To teach the program instructors must complete the Certificate in Teaching Reebok EasyTone Step Course – a blended learning course that consists of online theory and a practical one-day workshop. After passing the course, there are no further updates to attend: instead, the program is updated with a new episode (a music soundtrack CD, choreography DVD, choreography notes and online access to the choreography videos) three times a year.
Every episode is broken down into 10 separate tracks, each of which has a specific training goal. The overall aim of the workout is to improve:
- cardiovascular fitness
- muscular endurance
- body composition
- additional fitness-related goals.
Although episodes are presented in the style of a group exercise to music workout, they may also be delivered as a one-to-one or small group training session by personal trainers, either with or without the music.
The following exercises highlight the versatility of the EasyTone Step:
Standing Asymmetric Rock (photo 1)
Stand on the platform, placing one foot in one of the front corners, and the other foot in the opposite back corner, so it is on a diagonal to the front foot. Press your weight into the front leg, then reverse the exercise and press your weight into the back leg.
Burpee (photo 2)
From an upright standing position, place your hands in the middle of the pods. Jump the feet back to a static plank position. Jump the feet back just behind the platform before returning to the upright position.
Asymmetric Rock (photo 3)
Place your hands on the platform diagonally at the outer edges (one hand in a top corner and the other in a bottom corner). Be careful not to allow your fingers to go over the edge of the platform as there is a risk of catching them under it as you rock. Set yourself up in the push up/plank position and move the EasyTone Step from side-to-side while maintaining the plank position.
Abdominal Crunch (photo 4)
Lie down with either the flat surface (pods down) or pods (pods up) supporting the spine. Lift the feet and the shoulders up in a static (isometric) contraction as the flat surface or pods create instability. This exercise works the core musculature and can be performed with the airflow on or off.
Pod Walk/Run (photo 5)
Standing on the pods with one foot on each, alternate your weight from one side to the other. This will create a high volume of air flow, resulting in relative instability.
Kneeling Oblique Crunch (photo 6)
Kneel on the EasyTone Step so that you have one knee on each pod. Transfer the air into one pod by shifting your weight to one side, and then transfer the air into the other pod by shifting your weight to the other side.

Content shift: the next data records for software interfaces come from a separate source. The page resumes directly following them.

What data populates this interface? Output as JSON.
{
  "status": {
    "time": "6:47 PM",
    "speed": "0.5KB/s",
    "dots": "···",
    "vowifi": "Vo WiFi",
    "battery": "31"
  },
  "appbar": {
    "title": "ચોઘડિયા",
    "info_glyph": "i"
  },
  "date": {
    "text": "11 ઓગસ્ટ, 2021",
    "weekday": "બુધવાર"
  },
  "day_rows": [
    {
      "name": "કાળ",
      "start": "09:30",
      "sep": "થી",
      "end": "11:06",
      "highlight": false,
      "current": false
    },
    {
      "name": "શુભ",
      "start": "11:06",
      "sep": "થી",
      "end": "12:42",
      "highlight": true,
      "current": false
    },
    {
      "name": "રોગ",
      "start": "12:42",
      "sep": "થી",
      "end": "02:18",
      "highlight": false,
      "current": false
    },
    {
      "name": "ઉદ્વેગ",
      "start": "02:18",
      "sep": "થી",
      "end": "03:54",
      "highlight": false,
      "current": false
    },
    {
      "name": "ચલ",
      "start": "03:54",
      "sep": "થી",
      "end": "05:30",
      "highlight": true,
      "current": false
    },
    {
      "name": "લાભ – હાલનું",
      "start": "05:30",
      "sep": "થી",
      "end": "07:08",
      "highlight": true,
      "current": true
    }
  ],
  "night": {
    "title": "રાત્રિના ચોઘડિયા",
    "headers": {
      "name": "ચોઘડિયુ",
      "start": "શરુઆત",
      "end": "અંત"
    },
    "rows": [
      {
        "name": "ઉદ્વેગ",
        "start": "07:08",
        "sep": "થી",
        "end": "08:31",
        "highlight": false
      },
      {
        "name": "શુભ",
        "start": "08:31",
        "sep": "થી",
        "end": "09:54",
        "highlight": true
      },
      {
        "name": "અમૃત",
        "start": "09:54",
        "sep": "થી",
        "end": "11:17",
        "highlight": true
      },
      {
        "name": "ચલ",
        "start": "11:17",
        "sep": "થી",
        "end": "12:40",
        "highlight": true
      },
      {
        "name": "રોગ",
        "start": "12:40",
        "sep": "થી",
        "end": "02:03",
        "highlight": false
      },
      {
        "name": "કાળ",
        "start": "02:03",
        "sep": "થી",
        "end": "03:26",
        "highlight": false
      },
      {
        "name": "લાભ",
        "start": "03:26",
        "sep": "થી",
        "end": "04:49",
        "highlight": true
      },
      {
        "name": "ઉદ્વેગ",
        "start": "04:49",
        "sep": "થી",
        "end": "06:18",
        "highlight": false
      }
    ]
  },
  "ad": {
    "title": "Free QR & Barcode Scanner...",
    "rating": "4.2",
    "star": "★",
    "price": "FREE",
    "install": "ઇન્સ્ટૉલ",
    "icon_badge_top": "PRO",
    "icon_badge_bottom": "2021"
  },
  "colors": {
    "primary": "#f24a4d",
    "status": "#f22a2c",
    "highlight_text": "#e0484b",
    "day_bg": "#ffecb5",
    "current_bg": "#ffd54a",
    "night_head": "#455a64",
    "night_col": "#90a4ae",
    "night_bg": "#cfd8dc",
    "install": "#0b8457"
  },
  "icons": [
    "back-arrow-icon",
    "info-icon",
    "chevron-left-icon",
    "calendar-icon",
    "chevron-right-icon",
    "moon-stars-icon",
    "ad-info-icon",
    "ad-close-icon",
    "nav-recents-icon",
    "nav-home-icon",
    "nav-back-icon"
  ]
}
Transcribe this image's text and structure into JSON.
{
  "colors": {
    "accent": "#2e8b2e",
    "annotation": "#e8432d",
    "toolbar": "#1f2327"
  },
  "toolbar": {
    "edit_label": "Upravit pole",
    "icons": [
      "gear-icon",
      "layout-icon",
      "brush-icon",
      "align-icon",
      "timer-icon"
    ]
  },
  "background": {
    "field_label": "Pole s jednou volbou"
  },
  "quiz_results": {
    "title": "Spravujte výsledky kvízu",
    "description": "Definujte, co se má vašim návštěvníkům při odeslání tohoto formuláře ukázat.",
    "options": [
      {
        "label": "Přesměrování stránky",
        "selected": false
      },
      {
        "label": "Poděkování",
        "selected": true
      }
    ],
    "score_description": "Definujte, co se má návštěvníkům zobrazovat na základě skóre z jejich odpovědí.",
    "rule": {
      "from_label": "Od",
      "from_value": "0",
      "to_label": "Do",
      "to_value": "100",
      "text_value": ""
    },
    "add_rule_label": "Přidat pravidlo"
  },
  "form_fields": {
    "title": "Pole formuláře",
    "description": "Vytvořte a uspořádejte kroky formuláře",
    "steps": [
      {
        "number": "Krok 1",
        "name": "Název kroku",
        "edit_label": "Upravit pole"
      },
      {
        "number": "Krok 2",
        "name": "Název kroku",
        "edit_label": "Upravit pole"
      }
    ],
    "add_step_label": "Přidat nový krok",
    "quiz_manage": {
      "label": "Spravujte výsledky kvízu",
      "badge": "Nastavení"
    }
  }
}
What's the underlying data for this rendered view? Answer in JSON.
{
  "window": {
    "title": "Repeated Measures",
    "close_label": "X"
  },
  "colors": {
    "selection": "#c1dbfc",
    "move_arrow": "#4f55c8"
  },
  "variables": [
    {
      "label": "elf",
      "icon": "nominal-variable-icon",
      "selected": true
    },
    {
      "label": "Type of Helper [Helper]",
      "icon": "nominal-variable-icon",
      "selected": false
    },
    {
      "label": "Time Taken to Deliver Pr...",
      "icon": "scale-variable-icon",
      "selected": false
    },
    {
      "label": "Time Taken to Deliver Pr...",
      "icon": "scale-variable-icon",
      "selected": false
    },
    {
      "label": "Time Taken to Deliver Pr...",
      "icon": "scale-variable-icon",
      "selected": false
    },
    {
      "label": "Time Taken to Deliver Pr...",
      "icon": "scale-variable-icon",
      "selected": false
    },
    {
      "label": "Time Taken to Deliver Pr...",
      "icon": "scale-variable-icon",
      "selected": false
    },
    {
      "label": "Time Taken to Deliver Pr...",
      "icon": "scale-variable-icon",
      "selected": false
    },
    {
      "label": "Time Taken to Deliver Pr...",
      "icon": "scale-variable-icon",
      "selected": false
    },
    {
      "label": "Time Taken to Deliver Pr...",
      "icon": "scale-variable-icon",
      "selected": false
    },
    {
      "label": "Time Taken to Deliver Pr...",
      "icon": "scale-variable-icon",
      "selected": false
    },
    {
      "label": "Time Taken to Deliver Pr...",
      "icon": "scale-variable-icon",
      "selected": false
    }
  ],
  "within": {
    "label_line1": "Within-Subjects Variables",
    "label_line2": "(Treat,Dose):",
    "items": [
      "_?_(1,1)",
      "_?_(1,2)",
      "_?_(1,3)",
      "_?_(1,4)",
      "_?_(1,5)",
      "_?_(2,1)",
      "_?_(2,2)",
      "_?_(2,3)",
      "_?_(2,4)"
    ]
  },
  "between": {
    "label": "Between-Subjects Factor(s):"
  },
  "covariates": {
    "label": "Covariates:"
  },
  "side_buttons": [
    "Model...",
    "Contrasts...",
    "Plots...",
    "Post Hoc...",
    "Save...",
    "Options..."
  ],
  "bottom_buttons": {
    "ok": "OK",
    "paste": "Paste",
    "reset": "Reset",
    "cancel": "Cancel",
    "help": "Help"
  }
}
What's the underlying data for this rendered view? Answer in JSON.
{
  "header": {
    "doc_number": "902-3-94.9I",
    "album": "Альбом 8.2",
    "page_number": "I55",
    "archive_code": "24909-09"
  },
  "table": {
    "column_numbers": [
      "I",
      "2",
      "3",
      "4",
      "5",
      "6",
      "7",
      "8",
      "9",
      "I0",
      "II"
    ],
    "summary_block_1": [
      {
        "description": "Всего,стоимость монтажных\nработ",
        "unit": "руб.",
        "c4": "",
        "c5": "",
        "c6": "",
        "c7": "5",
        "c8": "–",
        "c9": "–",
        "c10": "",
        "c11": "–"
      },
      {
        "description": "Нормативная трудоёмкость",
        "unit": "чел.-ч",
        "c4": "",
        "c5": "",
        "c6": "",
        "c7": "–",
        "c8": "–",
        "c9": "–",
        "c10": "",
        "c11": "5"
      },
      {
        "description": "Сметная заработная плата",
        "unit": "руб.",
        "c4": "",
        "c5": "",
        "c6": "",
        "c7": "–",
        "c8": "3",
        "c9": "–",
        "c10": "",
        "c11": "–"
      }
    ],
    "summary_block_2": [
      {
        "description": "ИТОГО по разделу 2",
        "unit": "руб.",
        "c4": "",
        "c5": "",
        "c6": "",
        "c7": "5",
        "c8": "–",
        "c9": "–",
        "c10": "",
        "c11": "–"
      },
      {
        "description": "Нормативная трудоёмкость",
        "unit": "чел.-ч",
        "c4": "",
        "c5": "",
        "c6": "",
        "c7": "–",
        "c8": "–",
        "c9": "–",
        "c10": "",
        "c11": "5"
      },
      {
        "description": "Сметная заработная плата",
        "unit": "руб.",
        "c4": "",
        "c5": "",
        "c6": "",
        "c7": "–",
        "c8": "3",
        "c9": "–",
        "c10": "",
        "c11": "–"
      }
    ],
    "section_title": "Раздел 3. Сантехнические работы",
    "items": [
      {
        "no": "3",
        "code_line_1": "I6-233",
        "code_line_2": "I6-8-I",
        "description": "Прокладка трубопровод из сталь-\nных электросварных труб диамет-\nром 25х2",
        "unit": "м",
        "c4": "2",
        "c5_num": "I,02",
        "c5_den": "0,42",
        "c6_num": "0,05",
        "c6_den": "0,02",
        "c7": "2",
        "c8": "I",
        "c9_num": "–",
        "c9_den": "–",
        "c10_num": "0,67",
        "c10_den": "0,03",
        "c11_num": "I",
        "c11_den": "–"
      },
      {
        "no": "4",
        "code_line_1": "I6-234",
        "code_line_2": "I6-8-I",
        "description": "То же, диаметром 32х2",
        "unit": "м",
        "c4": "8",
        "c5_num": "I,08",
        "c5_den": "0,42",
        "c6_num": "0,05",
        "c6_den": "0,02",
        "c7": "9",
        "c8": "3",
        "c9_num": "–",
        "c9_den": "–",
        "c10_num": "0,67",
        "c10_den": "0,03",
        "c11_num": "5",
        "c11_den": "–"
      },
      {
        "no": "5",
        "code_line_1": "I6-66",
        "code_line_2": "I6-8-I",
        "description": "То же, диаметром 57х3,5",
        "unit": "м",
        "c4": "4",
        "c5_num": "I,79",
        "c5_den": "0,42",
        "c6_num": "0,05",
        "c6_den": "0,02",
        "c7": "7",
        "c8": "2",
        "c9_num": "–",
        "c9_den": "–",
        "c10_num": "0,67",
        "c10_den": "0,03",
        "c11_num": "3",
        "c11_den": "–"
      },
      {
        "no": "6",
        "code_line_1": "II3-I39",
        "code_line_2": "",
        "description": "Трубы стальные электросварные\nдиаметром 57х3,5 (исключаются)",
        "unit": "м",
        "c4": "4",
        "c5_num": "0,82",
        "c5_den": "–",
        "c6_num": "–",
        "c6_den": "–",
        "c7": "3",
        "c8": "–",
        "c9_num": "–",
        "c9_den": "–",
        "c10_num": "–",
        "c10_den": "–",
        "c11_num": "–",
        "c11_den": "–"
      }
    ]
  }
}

The original step has stood the test of time as an effective group exercise tool, and with the addition of instability a new element of challenge and a vast repertoire of new workout options have been added.
With 20 years' fitness industry experience, Rebecca has a background in sports science and is a qualified naturopath, nutritionist and herbalist. Having presented in 37 countries, Rebecca has trained an estimated 350,000 fitness professionals worldwide and is in constant demand for her cutting edge fitness concepts. A fitness education specialist, Rebecca often appears in both industry and mainstream publications, providing fitness and dietary advice. Rebecca is a member of the fitness fx program development team, alongside education director Michael Betts.